Just look at Brad Pitt and Angelina Jolie, who originally filed for divorce back in the fall of 2016. They probably would have been divorced years ago, yet their divorce continues to drag on due to ongoing disagreements about child custody and visitation.

The average duration of a Texas divorce is longer when kids are involved

While yours may not be a Hollywood marriage gone awry, divorces in Texas that involve children do take longer to resolve and cost more on average. According to the Martindale-Nolo research firm, the average duration of a divorce in Texas is 9.75 months without kids, compared to 14 months with kids. Cost-wise, the average cost of a divorce in Texas is $15.3K and $23.5K respectively.

This rings true at our Tarrant County family law firm, where we often find divorces with children are even more complex than highly complex property division cases. One of the big reasons why many child custody cases drag out is that the couple’s marital life and ability to co-parent have gone completely off the rails.

Think about it. If you can’t get along well enough with the other parent to be able to drop of your child for a custody exchange, your case typically isn’t going to be simple. It’s probably not going to get over with quickly either.

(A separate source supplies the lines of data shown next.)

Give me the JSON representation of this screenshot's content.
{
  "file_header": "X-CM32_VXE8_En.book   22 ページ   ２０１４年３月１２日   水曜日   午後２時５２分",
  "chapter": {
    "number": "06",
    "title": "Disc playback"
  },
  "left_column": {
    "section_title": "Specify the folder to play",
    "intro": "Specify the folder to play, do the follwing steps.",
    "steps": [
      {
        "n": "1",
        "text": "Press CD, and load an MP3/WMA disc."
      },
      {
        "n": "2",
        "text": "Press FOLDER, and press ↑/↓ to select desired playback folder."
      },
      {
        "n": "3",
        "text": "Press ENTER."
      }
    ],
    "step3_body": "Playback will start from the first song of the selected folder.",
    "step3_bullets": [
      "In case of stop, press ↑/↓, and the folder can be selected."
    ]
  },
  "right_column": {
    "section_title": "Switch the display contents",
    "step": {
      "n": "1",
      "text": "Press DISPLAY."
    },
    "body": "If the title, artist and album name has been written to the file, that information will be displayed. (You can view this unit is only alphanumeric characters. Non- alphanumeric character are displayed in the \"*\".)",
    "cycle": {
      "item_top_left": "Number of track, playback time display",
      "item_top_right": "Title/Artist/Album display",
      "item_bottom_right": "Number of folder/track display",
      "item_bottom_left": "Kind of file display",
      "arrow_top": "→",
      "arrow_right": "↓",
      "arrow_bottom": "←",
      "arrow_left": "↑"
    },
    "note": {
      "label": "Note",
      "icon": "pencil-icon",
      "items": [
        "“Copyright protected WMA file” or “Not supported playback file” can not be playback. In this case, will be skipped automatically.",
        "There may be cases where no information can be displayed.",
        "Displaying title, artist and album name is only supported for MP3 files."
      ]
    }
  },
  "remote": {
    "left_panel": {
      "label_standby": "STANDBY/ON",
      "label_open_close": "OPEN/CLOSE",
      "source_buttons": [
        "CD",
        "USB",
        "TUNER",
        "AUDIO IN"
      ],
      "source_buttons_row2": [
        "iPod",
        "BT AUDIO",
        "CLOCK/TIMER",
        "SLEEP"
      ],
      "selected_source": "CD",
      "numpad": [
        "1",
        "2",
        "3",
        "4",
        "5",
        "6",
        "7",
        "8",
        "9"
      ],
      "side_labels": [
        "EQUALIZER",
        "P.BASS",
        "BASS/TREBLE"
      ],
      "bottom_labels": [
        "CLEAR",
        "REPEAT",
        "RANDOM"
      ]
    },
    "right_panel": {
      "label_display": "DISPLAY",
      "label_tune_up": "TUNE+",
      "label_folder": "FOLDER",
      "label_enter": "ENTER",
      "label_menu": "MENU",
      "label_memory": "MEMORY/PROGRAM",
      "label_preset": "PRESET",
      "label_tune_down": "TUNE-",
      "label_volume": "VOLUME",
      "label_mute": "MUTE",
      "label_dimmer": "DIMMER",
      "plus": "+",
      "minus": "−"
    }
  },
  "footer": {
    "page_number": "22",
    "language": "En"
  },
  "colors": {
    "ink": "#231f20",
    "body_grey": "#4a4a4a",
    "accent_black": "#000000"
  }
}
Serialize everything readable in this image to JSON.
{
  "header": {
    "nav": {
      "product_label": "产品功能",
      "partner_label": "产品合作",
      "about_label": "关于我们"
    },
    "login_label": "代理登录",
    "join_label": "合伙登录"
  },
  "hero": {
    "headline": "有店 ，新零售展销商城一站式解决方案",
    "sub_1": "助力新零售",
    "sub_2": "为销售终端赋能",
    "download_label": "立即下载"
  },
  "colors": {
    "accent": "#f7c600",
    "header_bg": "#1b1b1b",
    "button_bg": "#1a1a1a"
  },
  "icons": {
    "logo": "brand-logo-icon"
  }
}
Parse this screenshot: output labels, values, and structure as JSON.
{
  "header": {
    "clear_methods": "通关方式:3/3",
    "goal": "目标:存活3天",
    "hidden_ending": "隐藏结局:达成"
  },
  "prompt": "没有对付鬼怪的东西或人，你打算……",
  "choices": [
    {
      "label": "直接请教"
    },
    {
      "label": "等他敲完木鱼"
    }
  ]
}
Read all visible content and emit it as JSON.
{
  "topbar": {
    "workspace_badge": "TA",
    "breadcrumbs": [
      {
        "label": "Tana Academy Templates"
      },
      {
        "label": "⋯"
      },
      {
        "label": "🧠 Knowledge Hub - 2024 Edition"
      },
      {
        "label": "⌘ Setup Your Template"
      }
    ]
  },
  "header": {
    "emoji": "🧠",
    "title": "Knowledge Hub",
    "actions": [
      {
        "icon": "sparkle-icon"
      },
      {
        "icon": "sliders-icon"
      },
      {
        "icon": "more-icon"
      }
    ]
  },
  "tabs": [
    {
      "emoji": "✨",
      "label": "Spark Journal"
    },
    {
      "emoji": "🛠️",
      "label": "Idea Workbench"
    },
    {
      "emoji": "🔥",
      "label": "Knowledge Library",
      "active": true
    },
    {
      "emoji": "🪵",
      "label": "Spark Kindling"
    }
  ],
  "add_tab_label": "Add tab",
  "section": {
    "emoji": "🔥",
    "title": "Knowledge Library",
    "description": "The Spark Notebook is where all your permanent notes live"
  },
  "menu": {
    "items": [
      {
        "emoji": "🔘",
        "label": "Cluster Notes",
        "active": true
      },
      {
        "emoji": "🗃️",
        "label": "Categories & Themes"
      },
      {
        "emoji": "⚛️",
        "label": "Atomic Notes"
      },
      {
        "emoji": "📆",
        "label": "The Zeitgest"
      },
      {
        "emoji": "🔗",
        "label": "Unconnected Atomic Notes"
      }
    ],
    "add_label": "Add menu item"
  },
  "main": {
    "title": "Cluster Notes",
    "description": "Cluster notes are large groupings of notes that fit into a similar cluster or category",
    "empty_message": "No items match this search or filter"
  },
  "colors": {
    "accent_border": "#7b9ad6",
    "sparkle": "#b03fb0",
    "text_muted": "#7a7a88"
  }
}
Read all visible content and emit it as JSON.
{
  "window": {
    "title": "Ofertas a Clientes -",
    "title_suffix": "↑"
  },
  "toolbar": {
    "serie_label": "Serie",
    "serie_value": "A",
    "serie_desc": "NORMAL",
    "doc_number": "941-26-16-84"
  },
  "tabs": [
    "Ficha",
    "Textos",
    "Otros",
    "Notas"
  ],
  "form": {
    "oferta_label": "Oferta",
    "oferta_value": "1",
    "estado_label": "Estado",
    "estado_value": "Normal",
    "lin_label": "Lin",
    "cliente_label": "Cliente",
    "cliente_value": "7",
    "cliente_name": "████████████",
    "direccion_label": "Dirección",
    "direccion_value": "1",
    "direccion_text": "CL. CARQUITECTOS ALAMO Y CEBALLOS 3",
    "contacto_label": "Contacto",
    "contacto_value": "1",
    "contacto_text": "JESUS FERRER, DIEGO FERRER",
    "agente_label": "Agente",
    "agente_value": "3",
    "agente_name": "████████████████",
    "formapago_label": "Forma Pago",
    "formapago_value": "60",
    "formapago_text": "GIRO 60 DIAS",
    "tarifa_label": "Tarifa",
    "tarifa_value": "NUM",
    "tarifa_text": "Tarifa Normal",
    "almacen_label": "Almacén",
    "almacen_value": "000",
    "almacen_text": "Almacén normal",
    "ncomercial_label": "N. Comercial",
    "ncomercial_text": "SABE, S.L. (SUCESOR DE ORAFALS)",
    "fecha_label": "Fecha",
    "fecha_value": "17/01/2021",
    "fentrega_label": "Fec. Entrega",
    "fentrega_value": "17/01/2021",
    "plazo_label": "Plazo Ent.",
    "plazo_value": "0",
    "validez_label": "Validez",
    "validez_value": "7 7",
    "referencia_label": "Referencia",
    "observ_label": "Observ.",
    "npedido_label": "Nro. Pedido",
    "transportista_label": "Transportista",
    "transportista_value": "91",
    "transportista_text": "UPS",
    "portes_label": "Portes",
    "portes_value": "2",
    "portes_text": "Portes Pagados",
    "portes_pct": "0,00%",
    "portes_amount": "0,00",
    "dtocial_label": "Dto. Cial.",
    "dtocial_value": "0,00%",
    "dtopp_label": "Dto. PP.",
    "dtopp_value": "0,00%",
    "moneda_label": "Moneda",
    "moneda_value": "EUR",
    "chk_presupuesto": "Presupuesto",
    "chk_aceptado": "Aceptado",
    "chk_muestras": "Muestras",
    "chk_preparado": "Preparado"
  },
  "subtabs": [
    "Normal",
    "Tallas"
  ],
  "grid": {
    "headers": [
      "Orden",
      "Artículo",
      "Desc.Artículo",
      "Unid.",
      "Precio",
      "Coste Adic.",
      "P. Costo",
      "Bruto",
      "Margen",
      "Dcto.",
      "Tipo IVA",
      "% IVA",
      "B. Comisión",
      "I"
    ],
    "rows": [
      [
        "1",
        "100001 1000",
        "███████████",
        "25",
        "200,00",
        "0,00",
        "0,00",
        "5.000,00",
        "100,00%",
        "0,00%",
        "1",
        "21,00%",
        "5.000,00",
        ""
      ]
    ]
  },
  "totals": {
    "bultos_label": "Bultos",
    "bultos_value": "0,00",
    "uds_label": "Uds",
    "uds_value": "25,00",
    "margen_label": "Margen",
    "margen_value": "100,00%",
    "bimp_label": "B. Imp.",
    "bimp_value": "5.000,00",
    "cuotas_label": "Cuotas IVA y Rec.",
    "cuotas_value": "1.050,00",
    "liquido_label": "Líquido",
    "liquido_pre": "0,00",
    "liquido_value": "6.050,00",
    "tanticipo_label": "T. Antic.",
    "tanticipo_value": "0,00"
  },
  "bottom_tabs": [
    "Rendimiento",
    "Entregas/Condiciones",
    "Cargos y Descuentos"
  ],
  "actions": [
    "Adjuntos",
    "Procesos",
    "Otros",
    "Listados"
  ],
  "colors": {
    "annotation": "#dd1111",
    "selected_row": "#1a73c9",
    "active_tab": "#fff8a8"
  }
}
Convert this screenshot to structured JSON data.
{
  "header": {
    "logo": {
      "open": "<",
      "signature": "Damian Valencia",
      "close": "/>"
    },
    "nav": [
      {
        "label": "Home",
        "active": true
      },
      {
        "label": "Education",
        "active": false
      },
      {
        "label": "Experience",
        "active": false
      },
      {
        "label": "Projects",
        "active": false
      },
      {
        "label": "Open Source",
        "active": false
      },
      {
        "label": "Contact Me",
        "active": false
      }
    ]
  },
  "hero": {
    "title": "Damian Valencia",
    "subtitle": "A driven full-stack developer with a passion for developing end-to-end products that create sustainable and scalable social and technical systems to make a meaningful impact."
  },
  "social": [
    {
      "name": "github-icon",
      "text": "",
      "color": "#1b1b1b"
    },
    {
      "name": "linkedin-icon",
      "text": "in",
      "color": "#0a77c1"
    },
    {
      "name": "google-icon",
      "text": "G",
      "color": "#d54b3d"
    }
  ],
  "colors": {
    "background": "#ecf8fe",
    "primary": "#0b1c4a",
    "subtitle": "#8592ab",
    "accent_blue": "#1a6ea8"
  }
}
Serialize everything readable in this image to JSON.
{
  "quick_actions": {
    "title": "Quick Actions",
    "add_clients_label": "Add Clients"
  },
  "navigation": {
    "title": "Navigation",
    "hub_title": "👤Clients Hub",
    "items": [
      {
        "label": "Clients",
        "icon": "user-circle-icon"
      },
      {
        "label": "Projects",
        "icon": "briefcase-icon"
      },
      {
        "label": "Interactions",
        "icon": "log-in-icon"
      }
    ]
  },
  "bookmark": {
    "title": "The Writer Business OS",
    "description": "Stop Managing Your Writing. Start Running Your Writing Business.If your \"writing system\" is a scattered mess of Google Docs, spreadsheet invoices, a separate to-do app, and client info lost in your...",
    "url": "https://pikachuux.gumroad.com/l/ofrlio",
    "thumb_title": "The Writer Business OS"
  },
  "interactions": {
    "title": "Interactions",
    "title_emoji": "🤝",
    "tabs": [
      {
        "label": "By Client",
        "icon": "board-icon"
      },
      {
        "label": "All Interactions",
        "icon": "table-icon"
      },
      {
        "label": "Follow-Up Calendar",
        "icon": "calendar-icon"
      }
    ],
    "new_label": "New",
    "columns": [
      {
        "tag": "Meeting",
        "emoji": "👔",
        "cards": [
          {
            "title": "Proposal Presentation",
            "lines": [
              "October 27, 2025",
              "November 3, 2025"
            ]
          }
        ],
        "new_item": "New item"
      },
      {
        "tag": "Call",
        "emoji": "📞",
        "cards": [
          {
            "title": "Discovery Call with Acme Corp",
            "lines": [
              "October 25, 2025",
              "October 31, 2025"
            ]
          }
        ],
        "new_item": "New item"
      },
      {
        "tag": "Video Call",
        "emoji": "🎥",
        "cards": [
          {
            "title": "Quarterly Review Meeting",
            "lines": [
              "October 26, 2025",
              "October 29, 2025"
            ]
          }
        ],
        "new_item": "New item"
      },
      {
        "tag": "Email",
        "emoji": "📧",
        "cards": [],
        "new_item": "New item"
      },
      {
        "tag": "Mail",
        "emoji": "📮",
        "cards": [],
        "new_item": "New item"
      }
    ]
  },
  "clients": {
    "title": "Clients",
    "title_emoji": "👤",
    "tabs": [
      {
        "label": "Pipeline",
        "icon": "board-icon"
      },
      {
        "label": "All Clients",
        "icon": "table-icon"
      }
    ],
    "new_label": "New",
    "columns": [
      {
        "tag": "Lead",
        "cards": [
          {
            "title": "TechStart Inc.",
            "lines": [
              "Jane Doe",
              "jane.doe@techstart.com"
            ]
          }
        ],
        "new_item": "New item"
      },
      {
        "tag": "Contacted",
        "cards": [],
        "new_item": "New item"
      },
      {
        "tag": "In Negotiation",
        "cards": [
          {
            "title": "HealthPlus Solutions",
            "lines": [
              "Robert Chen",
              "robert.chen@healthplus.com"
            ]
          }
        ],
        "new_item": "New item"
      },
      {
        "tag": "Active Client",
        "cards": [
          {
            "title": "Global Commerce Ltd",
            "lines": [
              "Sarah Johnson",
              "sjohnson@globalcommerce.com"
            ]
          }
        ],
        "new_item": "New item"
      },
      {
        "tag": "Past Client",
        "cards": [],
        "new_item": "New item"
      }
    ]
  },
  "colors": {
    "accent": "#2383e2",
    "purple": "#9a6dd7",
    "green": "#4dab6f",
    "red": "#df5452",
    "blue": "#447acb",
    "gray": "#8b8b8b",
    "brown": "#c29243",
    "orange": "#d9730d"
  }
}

Texas family courts want parents to figure out how to co-parent

They’re also going to make it painful for you if you don’t try co-parent civilly, and it’s likely to cost you more money if you resist. Believe it or not, that’s all by design here in Texas. Judges want parents to learn how to peacefully co-parent because it’s in the best interest of the child.

The temporary custody and visitation orders that parents must follow during a divorce with children are just that – temporary. They allow parents time to work through issues that come up in the early stages of a divorce, like the best location for custody exchanges and how to address holidays and vacations.

During the divorce process, we also encourage our clients to live by the Golden Rule: “Do unto others as you would have them do unto you.” This is especially when children are involved. Sure, in the short run, it can be frustrating. You may feel like you’re doing everything right, following the instructions in the temporary orders, while the other parent is not.

However, if you buck up and live by the Golden Rule, the judge will be more likely to view you – and your behavior – as positive and in your child’s best interest. It will also increase the likelihood that the judge will side with you on custody and visitation over the parent who doesn’t take peaceful co-parenting seriously.

Have questions about divorce and child custody in Texas?

The divorce and child custody attorneys at the Sisemore Law Firm in Fort Worth are here to help. To schedule a confidential consultation with our founder Justin Sisemore, contact us today.

Photo Source: Photo by Edi Libedinsky on Unsplash